Fluid flow in the brain: Sorting the good and the bad
Ian Kimbrough, an assistant professor in the School of Neuroscience, specializing in live in vivo imaging, Dr. Kimbrough uses multi-channel multi-photon laser scanning microscopy to investigate cerebral vasculature biology and pathology in various neurological disease models, including brain tumors and Alzheimer’s disease.
“Glioblastoma, which is what John McCain had, is one of the more deadly diseases,” Kimbrough said. “Like Alzheimer’s disease, with our current standard of care, there’s not much we can do once it’s diagnosed.”
Munson, an associate professor at the Fralin Biomedical Research Institute at VTC, specializes in how the fluid surrounding a tumor moves, particularly brain tumors. She came to Virginia Tech from the University of Virginia two years ago as an associate professor in the Department of Biomedical Engineering and Mechanics in the College of Engineering, and moved her laboratory to Roanoke this summer.
“In brain cancer,” Munson explained, “that fluid flow is increased, and that increased flow can drive tumor cells to move away from the tumor.”
Those cells then form “satellite tumors,” making it nearly impossible for a surgeon to remove all the cancerous cells.
In a person with Alzheimer’s, instead of fluid flow increasing, it decreases – and scientists believe that certain proteins that cause Alzheimer’s disease accumulate instead of being carried away by the fluid.

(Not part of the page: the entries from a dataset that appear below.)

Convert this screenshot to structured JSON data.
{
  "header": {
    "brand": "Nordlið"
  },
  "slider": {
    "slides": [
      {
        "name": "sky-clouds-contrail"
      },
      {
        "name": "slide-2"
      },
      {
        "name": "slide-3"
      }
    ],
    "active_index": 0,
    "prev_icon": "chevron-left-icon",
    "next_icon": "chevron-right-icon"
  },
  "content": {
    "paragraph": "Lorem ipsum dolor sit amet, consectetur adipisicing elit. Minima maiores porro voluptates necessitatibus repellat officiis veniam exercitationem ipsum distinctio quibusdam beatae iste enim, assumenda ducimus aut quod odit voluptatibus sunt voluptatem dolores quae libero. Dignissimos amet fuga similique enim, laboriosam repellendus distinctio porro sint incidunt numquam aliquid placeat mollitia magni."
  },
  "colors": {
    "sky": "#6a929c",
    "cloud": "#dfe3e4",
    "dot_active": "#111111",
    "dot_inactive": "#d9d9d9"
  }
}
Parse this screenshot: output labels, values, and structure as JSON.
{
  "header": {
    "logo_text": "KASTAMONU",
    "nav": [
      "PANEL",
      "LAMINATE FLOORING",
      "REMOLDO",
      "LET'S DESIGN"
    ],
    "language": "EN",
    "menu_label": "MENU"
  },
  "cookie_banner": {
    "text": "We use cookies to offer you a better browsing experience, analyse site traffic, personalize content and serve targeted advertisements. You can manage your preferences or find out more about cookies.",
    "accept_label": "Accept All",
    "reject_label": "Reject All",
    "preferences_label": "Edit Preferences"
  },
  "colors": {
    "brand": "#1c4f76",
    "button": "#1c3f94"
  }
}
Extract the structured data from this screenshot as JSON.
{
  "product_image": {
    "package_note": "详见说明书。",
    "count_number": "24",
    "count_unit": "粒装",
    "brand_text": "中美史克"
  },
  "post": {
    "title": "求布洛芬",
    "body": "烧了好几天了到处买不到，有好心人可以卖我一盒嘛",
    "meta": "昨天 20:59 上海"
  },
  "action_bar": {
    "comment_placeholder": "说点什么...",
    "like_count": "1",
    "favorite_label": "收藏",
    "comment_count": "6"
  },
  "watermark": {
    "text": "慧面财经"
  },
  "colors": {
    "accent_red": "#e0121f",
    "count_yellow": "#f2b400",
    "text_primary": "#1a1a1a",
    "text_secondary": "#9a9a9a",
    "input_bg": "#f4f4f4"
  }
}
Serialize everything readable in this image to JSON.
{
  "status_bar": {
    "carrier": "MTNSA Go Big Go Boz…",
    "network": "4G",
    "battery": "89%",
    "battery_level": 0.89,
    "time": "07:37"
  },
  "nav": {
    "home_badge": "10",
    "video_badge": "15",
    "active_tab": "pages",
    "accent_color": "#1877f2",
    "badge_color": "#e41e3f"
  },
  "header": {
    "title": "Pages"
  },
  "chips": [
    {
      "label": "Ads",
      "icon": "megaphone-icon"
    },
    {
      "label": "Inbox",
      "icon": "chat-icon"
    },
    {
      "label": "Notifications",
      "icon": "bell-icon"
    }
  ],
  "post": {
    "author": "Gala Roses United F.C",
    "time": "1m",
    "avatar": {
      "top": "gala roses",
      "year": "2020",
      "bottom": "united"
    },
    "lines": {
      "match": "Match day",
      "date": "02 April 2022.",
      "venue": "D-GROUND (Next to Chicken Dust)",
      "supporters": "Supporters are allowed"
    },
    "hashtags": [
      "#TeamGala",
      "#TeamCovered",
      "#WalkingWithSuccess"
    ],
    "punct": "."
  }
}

Earlier this year, the National Cancer Institute, part of the National Institutes of Health, extended a grant awarded to Munson for research on “Interstitial fluid flow in Alzheimer’s Disease Progression” and funded the research with an additional $250,000. Munson is the principal investigator, teaming with Kimbrough and Michelle Olsen, associate professor and director of graduate studies in the School of Neuroscience.